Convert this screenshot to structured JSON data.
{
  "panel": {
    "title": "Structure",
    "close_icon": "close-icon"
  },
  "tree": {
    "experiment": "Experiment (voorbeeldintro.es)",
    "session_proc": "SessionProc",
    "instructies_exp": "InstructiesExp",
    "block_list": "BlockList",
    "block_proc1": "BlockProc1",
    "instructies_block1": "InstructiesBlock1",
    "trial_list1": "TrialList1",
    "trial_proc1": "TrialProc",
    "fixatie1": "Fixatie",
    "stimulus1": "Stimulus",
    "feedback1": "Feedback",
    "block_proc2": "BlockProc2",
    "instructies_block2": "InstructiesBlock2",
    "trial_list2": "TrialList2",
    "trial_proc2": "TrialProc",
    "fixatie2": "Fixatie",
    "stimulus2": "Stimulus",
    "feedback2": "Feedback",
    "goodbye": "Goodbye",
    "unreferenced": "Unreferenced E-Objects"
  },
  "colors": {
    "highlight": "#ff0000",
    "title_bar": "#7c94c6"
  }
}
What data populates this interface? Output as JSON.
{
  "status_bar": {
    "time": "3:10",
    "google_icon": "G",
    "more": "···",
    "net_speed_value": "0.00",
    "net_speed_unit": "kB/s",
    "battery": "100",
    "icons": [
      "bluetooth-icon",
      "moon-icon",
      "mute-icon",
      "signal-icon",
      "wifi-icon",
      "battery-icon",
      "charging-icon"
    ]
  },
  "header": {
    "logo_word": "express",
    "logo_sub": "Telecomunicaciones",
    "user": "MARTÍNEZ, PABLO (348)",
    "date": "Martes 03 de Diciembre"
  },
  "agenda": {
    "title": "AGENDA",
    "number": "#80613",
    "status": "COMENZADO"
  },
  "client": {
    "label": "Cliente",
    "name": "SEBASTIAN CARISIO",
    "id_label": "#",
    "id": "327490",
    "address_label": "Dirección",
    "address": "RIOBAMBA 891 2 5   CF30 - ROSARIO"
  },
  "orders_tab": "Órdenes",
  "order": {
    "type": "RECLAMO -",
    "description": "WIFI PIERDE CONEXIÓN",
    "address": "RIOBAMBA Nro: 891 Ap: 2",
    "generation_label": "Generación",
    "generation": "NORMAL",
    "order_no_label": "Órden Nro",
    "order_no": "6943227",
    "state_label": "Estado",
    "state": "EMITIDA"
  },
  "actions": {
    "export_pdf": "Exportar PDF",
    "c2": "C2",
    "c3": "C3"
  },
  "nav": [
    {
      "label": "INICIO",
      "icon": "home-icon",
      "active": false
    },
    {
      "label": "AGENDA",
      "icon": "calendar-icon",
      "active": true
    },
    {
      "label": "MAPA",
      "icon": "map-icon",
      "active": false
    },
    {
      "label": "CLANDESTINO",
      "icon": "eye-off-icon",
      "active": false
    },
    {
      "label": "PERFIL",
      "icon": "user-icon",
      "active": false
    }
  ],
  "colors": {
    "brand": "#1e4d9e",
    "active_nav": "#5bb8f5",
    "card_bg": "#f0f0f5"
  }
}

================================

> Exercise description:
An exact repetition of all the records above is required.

> Result of this task:
Convert this screenshot to structured JSON data.
{
  "panel": {
    "title": "Structure",
    "close_icon": "close-icon"
  },
  "tree": {
    "experiment": "Experiment (voorbeeldintro.es)",
    "session_proc": "SessionProc",
    "instructies_exp": "InstructiesExp",
    "block_list": "BlockList",
    "block_proc1": "BlockProc1",
    "instructies_block1": "InstructiesBlock1",
    "trial_list1": "TrialList1",
    "trial_proc1": "TrialProc",
    "fixatie1": "Fixatie",
    "stimulus1": "Stimulus",
    "feedback1": "Feedback",
    "block_proc2": "BlockProc2",
    "instructies_block2": "InstructiesBlock2",
    "trial_list2": "TrialList2",
    "trial_proc2": "TrialProc",
    "fixatie2": "Fixatie",
    "stimulus2": "Stimulus",
    "feedback2": "Feedback",
    "goodbye": "Goodbye",
    "unreferenced": "Unreferenced E-Objects"
  },
  "colors": {
    "highlight": "#ff0000",
    "title_bar": "#7c94c6"
  }
}
What data populates this interface? Output as JSON.
{
  "status_bar": {
    "time": "3:10",
    "google_icon": "G",
    "more": "···",
    "net_speed_value": "0.00",
    "net_speed_unit": "kB/s",
    "battery": "100",
    "icons": [
      "bluetooth-icon",
      "moon-icon",
      "mute-icon",
      "signal-icon",
      "wifi-icon",
      "battery-icon",
      "charging-icon"
    ]
  },
  "header": {
    "logo_word": "express",
    "logo_sub": "Telecomunicaciones",
    "user": "MARTÍNEZ, PABLO (348)",
    "date": "Martes 03 de Diciembre"
  },
  "agenda": {
    "title": "AGENDA",
    "number": "#80613",
    "status": "COMENZADO"
  },
  "client": {
    "label": "Cliente",
    "name": "SEBASTIAN CARISIO",
    "id_label": "#",
    "id": "327490",
    "address_label": "Dirección",
    "address": "RIOBAMBA 891 2 5   CF30 - ROSARIO"
  },
  "orders_tab": "Órdenes",
  "order": {
    "type": "RECLAMO -",
    "description": "WIFI PIERDE CONEXIÓN",
    "address": "RIOBAMBA Nro: 891 Ap: 2",
    "generation_label": "Generación",
    "generation": "NORMAL",
    "order_no_label": "Órden Nro",
    "order_no": "6943227",
    "state_label": "Estado",
    "state": "EMITIDA"
  },
  "actions": {
    "export_pdf": "Exportar PDF",
    "c2": "C2",
    "c3": "C3"
  },
  "nav": [
    {
      "label": "INICIO",
      "icon": "home-icon",
      "active": false
    },
    {
      "label": "AGENDA",
      "icon": "calendar-icon",
      "active": true
    },
    {
      "label": "MAPA",
      "icon": "map-icon",
      "active": false
    },
    {
      "label": "CLANDESTINO",
      "icon": "eye-off-icon",
      "active": false
    },
    {
      "label": "PERFIL",
      "icon": "user-icon",
      "active": false
    }
  ],
  "colors": {
    "brand": "#1e4d9e",
    "active_nav": "#5bb8f5",
    "card_bg": "#f0f0f5"
  }
}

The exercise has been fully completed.